--- Dataset excerpts Enclosed Below ---

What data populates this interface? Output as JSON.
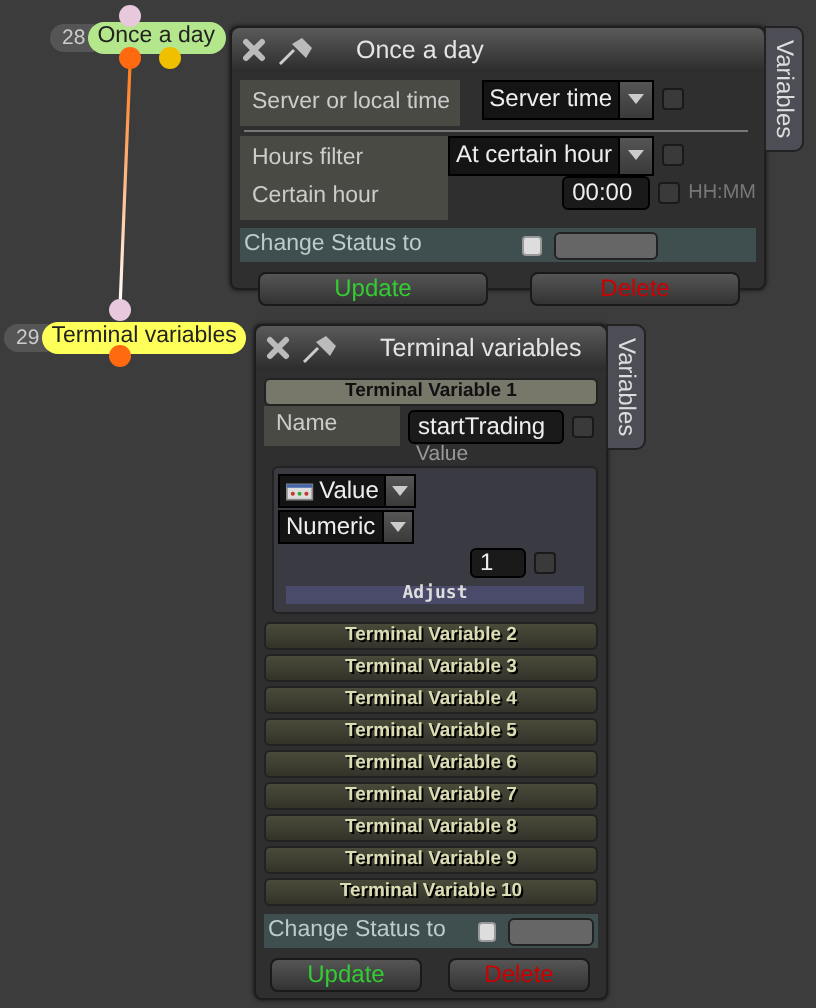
{
  "nodes": [
    {
      "number": "28",
      "label": "Once a day",
      "color": "#b4e68c"
    },
    {
      "number": "29",
      "label": "Terminal variables",
      "color": "#ffff5a"
    }
  ],
  "once_panel": {
    "title": "Once a day",
    "side_tab": "Variables",
    "groups": [
      [
        {
          "kind": "select",
          "label": "Server or local time",
          "value": "Server time",
          "checked": false
        }
      ],
      [
        {
          "kind": "select",
          "label": "Hours filter",
          "value": "At certain hour",
          "checked": false
        },
        {
          "kind": "time",
          "label": "Certain hour",
          "value": "00:00",
          "hint": "HH:MM",
          "checked": false
        }
      ]
    ],
    "change_status": {
      "label": "Change Status to",
      "checked": false
    },
    "buttons": [
      {
        "label": "Update",
        "kind": "update"
      },
      {
        "label": "Delete",
        "kind": "delete"
      }
    ]
  },
  "terminal_panel": {
    "title": "Terminal variables",
    "side_tab": "Variables",
    "variables": [
      {
        "title": "Terminal Variable 1",
        "expanded": true,
        "name_label": "Name",
        "name_value": "startTrading",
        "name_checked": false,
        "value_caption": "Value",
        "source": "Value",
        "type": "Numeric",
        "value": "1",
        "value_checked": false,
        "adjust": "Adjust"
      },
      {
        "title": "Terminal Variable 2",
        "expanded": false
      },
      {
        "title": "Terminal Variable 3",
        "expanded": false
      },
      {
        "title": "Terminal Variable 4",
        "expanded": false
      },
      {
        "title": "Terminal Variable 5",
        "expanded": false
      },
      {
        "title": "Terminal Variable 6",
        "expanded": false
      },
      {
        "title": "Terminal Variable 7",
        "expanded": false
      },
      {
        "title": "Terminal Variable 8",
        "expanded": false
      },
      {
        "title": "Terminal Variable 9",
        "expanded": false
      },
      {
        "title": "Terminal Variable 10",
        "expanded": false
      }
    ],
    "change_status": {
      "label": "Change Status to",
      "checked": false
    },
    "buttons": [
      {
        "label": "Update",
        "kind": "update"
      },
      {
        "label": "Delete",
        "kind": "delete"
      }
    ]
  }
}
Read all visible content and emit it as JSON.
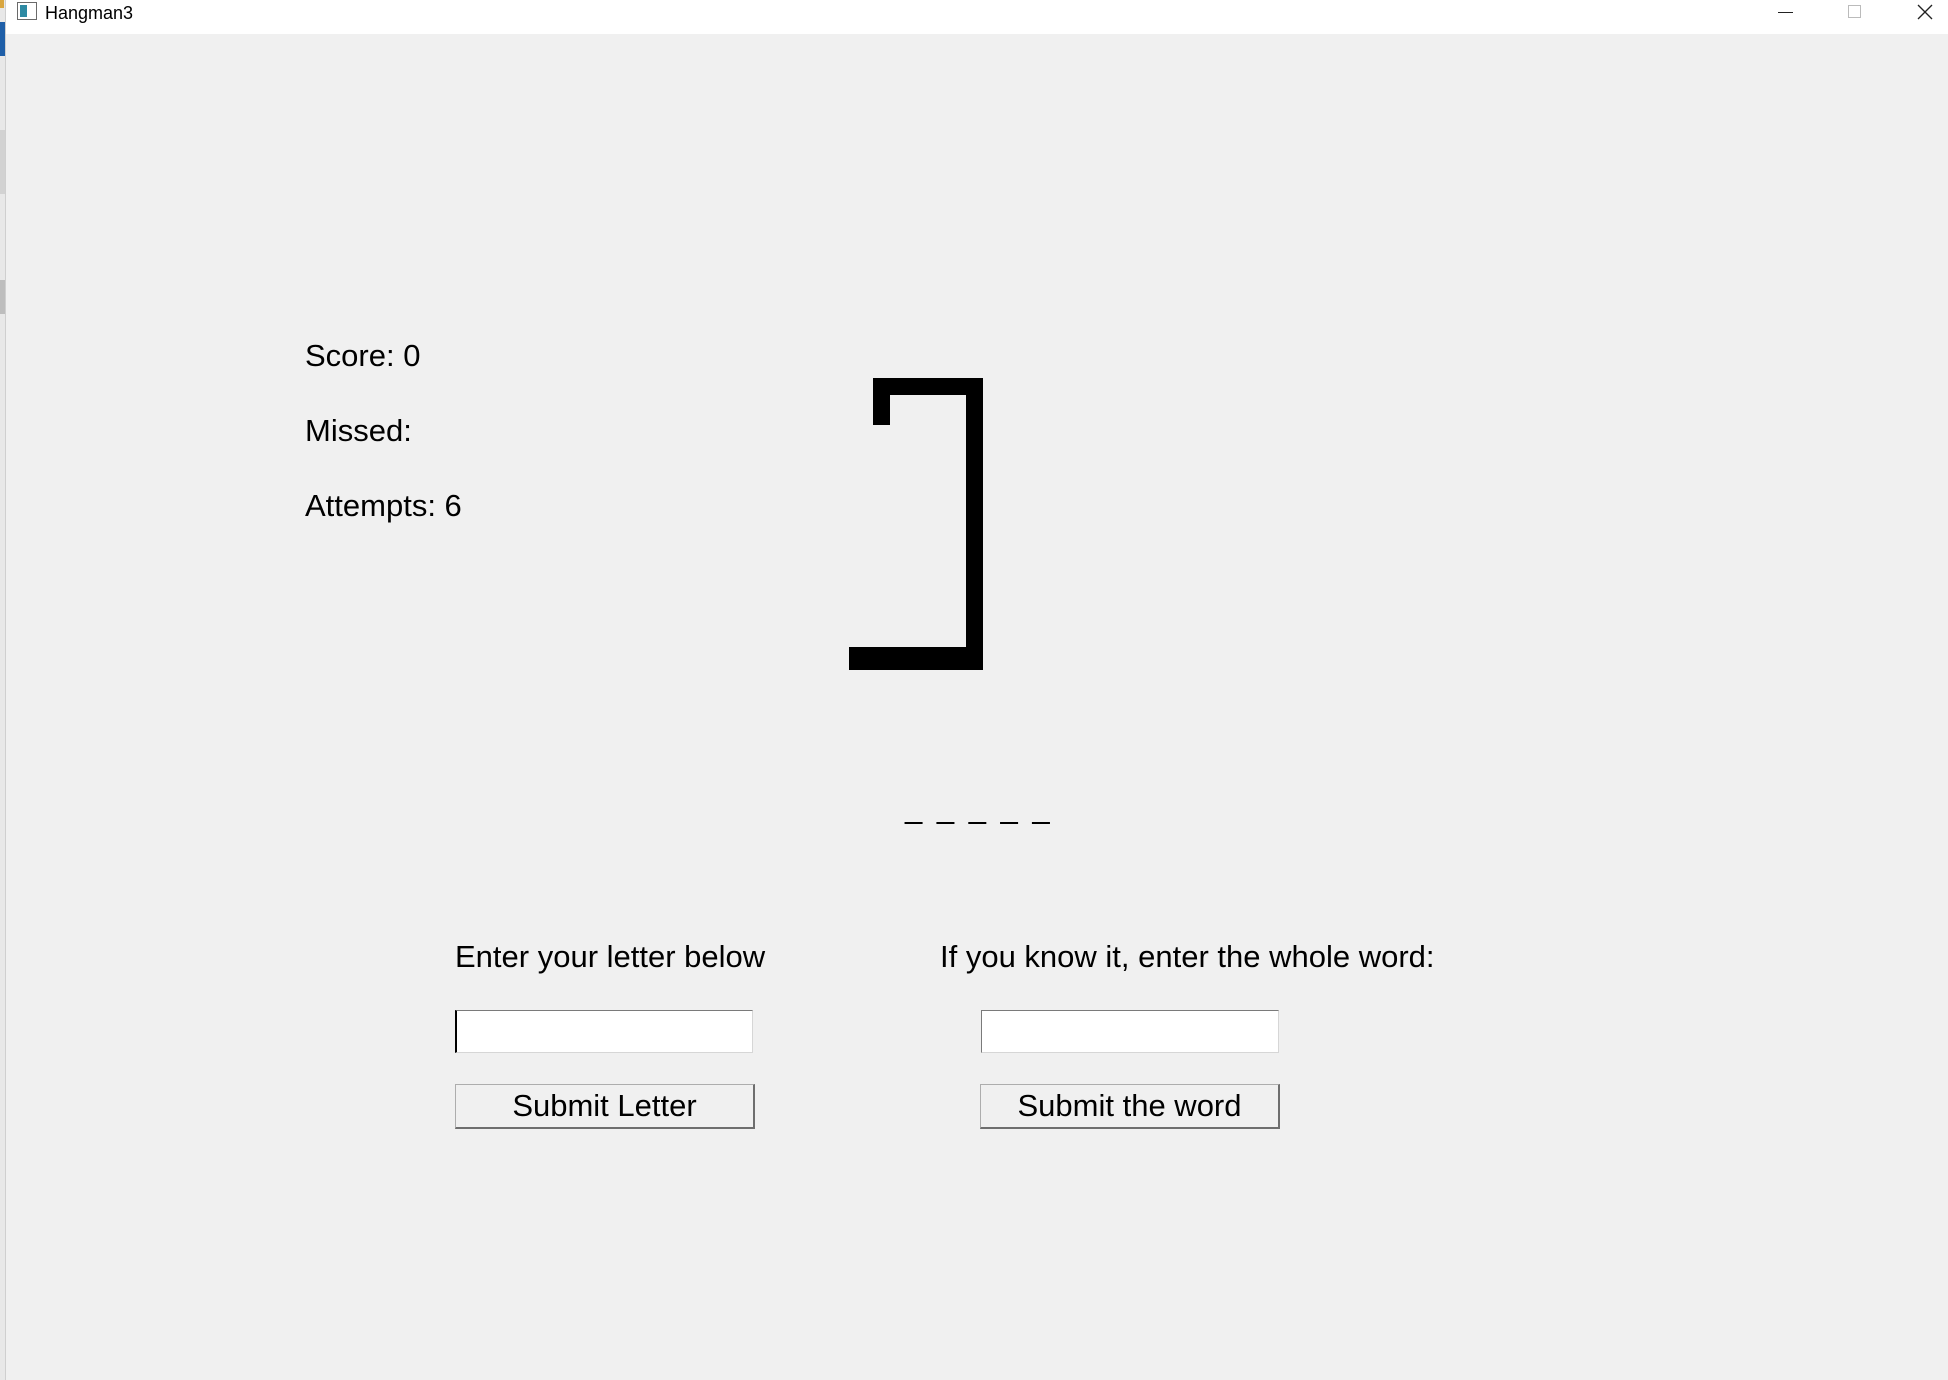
{
  "window": {
    "title": "Hangman3",
    "controls": {
      "minimize": "minimize-icon",
      "maximize": "maximize-icon",
      "close": "close-icon"
    }
  },
  "status": {
    "score_text": "Score: 0",
    "missed_text": "Missed:",
    "attempts_text": "Attempts: 6"
  },
  "game": {
    "word_mask": "_ _ _ _ _",
    "gallows_icon": "gallows-icon"
  },
  "letter_entry": {
    "label": "Enter your letter below",
    "value": "",
    "placeholder": "",
    "button_label": "Submit Letter"
  },
  "word_entry": {
    "label": "If you know it, enter the whole word:",
    "value": "",
    "placeholder": "",
    "button_label": "Submit the word"
  },
  "colors": {
    "background": "#f0f0f0",
    "titlebar": "#ffffff",
    "ink": "#000000"
  }
}
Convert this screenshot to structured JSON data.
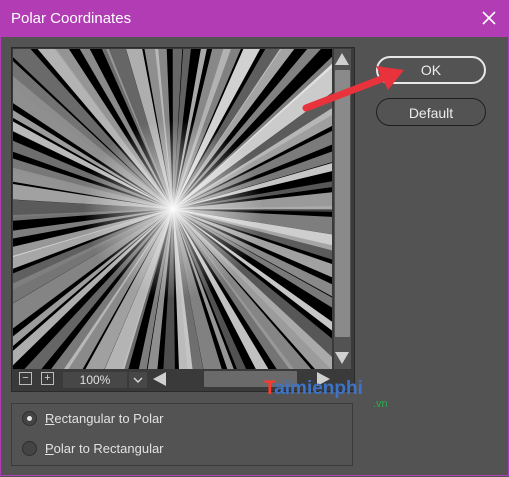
{
  "window": {
    "title": "Polar Coordinates",
    "close_icon": "close-icon",
    "accent_color": "#b23cb4"
  },
  "preview": {
    "zoom_value": "100%",
    "zoom_out_label": "−",
    "zoom_in_label": "+"
  },
  "options": {
    "items": [
      {
        "accel": "R",
        "rest": "ectangular to Polar",
        "checked": true
      },
      {
        "accel": "P",
        "rest": "olar to Rectangular",
        "checked": false
      }
    ]
  },
  "buttons": {
    "ok_label": "OK",
    "default_label": "Default"
  },
  "overlay": {
    "annotation_arrow_color": "#e8323c",
    "watermark_logo_letter": "T",
    "watermark_text": "aimienphi",
    "watermark_suffix": ".vn"
  }
}
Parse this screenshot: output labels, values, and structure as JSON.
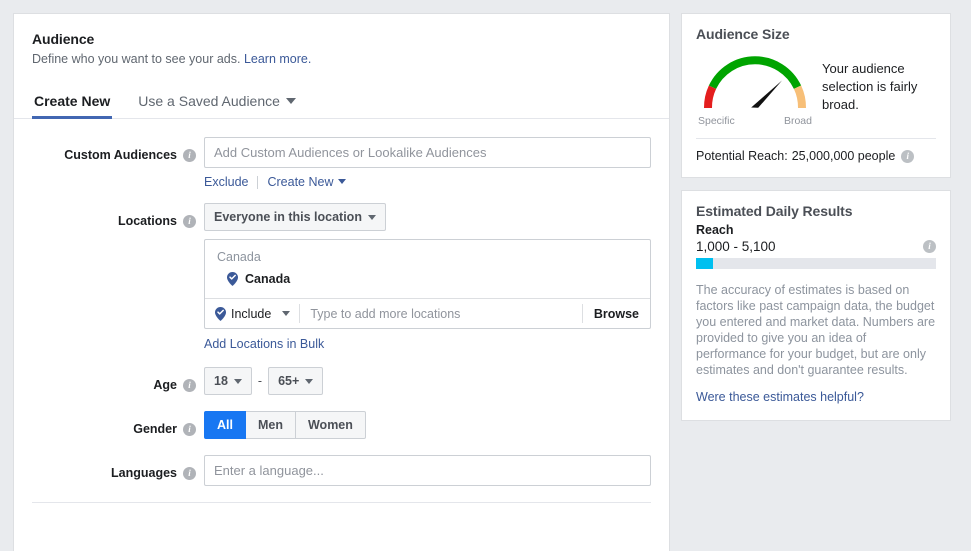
{
  "audience_card": {
    "title": "Audience",
    "subtitle": "Define who you want to see your ads.",
    "learn_more": "Learn more.",
    "tabs": [
      {
        "label": "Create New",
        "active": true
      },
      {
        "label": "Use a Saved Audience",
        "active": false,
        "has_caret": true
      }
    ],
    "custom_audiences": {
      "label": "Custom Audiences",
      "placeholder": "Add Custom Audiences or Lookalike Audiences",
      "value": "",
      "exclude_link": "Exclude",
      "create_new_link": "Create New"
    },
    "locations": {
      "label": "Locations",
      "scope_button": "Everyone in this location",
      "group_header": "Canada",
      "selected_location": "Canada",
      "include_label": "Include",
      "typeahead_placeholder": "Type to add more locations",
      "typeahead_value": "",
      "browse_button": "Browse",
      "bulk_link": "Add Locations in Bulk"
    },
    "age": {
      "label": "Age",
      "min": "18",
      "max": "65+",
      "separator": "-"
    },
    "gender": {
      "label": "Gender",
      "options": [
        "All",
        "Men",
        "Women"
      ],
      "selected": "All"
    },
    "languages": {
      "label": "Languages",
      "placeholder": "Enter a language...",
      "value": ""
    }
  },
  "audience_size": {
    "title": "Audience Size",
    "gauge": {
      "left_label": "Specific",
      "right_label": "Broad",
      "needle_fraction": 0.62,
      "colors": {
        "specific": "#e41e1e",
        "middle": "#00a400",
        "broad": "#f7bf78",
        "needle": "#111111"
      }
    },
    "message": "Your audience selection is fairly broad.",
    "potential_reach_label": "Potential Reach:",
    "potential_reach_value": "25,000,000 people"
  },
  "estimated_daily_results": {
    "title": "Estimated Daily Results",
    "metric_label": "Reach",
    "metric_value": "1,000 - 5,100",
    "bar_fill_percent": 7,
    "bar_fill_color": "#00c0f0",
    "note": "The accuracy of estimates is based on factors like past campaign data, the budget you entered and market data. Numbers are provided to give you an idea of performance for your budget, but are only estimates and don't guarantee results.",
    "feedback_link": "Were these estimates helpful?"
  }
}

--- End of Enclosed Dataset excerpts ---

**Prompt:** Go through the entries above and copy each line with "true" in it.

**Result of this task:**
        "expanded": true,
        "checked": true
        "active": true
        "has_caret": true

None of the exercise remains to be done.